"""

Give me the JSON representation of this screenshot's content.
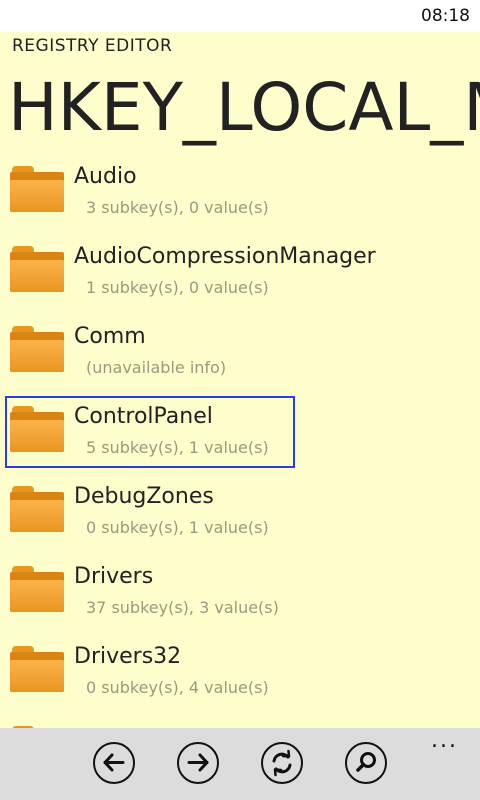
{
  "status_bar": {
    "time": "08:18"
  },
  "header": {
    "app_title": "REGISTRY EDITOR",
    "page_title": "HKEY_LOCAL_MACHINE"
  },
  "keys": [
    {
      "name": "Audio",
      "info": "3 subkey(s), 0 value(s)"
    },
    {
      "name": "AudioCompressionManager",
      "info": "1 subkey(s), 0 value(s)"
    },
    {
      "name": "Comm",
      "info": "(unavailable info)"
    },
    {
      "name": "ControlPanel",
      "info": "5 subkey(s), 1 value(s)",
      "selected": true
    },
    {
      "name": "DebugZones",
      "info": "0 subkey(s), 1 value(s)"
    },
    {
      "name": "Drivers",
      "info": "37 subkey(s), 3 value(s)"
    },
    {
      "name": "Drivers32",
      "info": "0 subkey(s), 4 value(s)"
    }
  ],
  "app_bar": {
    "buttons": [
      {
        "icon": "back-arrow-icon"
      },
      {
        "icon": "forward-arrow-icon"
      },
      {
        "icon": "refresh-icon"
      },
      {
        "icon": "search-icon"
      }
    ],
    "more": "..."
  },
  "colors": {
    "background": "#fefecd",
    "app_bar": "#dcdcdc",
    "selection_border": "#2b3fe0",
    "folder": "#f0a030",
    "secondary_text": "#9a9a80"
  }
}
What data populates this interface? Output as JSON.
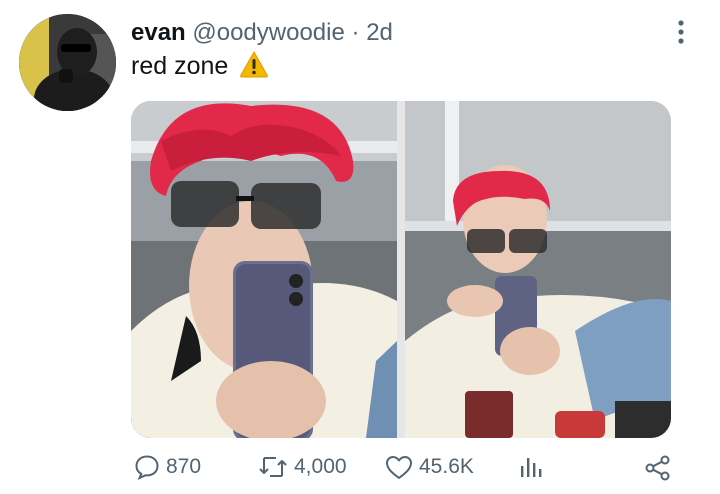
{
  "tweet": {
    "display_name": "evan",
    "handle": "@oodywoodie",
    "separator": "·",
    "time": "2d",
    "text": "red zone",
    "text_emoji": "warning-sign"
  },
  "media": {
    "photos": [
      {
        "name": "selfie-closeup"
      },
      {
        "name": "selfie-wide"
      }
    ]
  },
  "actions": {
    "reply_count": "870",
    "retweet_count": "4,000",
    "like_count": "45.6K"
  },
  "colors": {
    "secondary_text": "#536471",
    "hair_red": "#e3294a"
  }
}
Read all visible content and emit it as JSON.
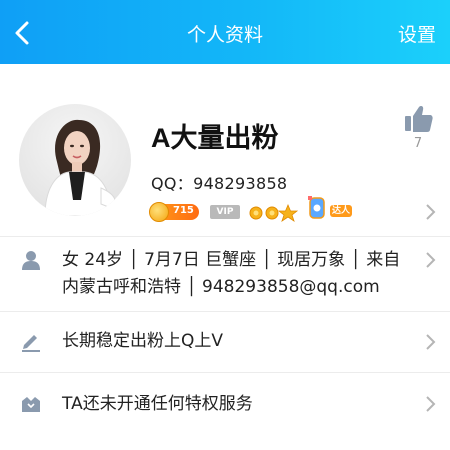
{
  "header": {
    "title": "个人资料",
    "settings_label": "设置",
    "accent_color": "#13b2f7"
  },
  "profile": {
    "nickname": "A大量出粉",
    "qq_line": "QQ：948293858",
    "level_badge": "715",
    "vip_badge": "VIP",
    "daren_badge": "达人",
    "like_count": "7"
  },
  "rows": [
    {
      "icon": "person-icon",
      "line1": "女  24岁 │ 7月7日  巨蟹座 │ 现居万象 │ 来自",
      "line2": "内蒙古呼和浩特 │ 948293858@qq.com"
    },
    {
      "icon": "pencil-icon",
      "text": "长期稳定出粉上Q上V"
    },
    {
      "icon": "crown-box-icon",
      "text": "TA还未开通任何特权服务"
    }
  ]
}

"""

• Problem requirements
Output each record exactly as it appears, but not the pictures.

• Answer to the problem
Give me the JSON representation of this screenshot's content.
{
  "status_bar": {
    "time": "08:18"
  },
  "header": {
    "app_title": "REGISTRY EDITOR",
    "page_title": "HKEY_LOCAL_MACHINE"
  },
  "keys": [
    {
      "name": "Audio",
      "info": "3 subkey(s), 0 value(s)"
    },
    {
      "name": "AudioCompressionManager",
      "info": "1 subkey(s), 0 value(s)"
    },
    {
      "name": "Comm",
      "info": "(unavailable info)"
    },
    {
      "name": "ControlPanel",
      "info": "5 subkey(s), 1 value(s)",
      "selected": true
    },
    {
      "name": "DebugZones",
      "info": "0 subkey(s), 1 value(s)"
    },
    {
      "name": "Drivers",
      "info": "37 subkey(s), 3 value(s)"
    },
    {
      "name": "Drivers32",
      "info": "0 subkey(s), 4 value(s)"
    }
  ],
  "app_bar": {
    "buttons": [
      {
        "icon": "back-arrow-icon"
      },
      {
        "icon": "forward-arrow-icon"
      },
      {
        "icon": "refresh-icon"
      },
      {
        "icon": "search-icon"
      }
    ],
    "more": "..."
  },
  "colors": {
    "background": "#fefecd",
    "app_bar": "#dcdcdc",
    "selection_border": "#2b3fe0",
    "folder": "#f0a030",
    "secondary_text": "#9a9a80"
  }
}
What data populates this interface? Output as JSON.
{
  "tweet": {
    "display_name": "evan",
    "handle": "@oodywoodie",
    "separator": "·",
    "time": "2d",
    "text": "red zone",
    "text_emoji": "warning-sign"
  },
  "media": {
    "photos": [
      {
        "name": "selfie-closeup"
      },
      {
        "name": "selfie-wide"
      }
    ]
  },
  "actions": {
    "reply_count": "870",
    "retweet_count": "4,000",
    "like_count": "45.6K"
  },
  "colors": {
    "secondary_text": "#536471",
    "hair_red": "#e3294a"
  }
}
Read all visible content and emit it as JSON.
{
  "header": {
    "title": "个人资料",
    "settings_label": "设置",
    "accent_color": "#13b2f7"
  },
  "profile": {
    "nickname": "A大量出粉",
    "qq_line": "QQ：948293858",
    "level_badge": "715",
    "vip_badge": "VIP",
    "daren_badge": "达人",
    "like_count": "7"
  },
  "rows": [
    {
      "icon": "person-icon",
      "line1": "女  24岁 │ 7月7日  巨蟹座 │ 现居万象 │ 来自",
      "line2": "内蒙古呼和浩特 │ 948293858@qq.com"
    },
    {
      "icon": "pencil-icon",
      "text": "长期稳定出粉上Q上V"
    },
    {
      "icon": "crown-box-icon",
      "text": "TA还未开通任何特权服务"
    }
  ]
}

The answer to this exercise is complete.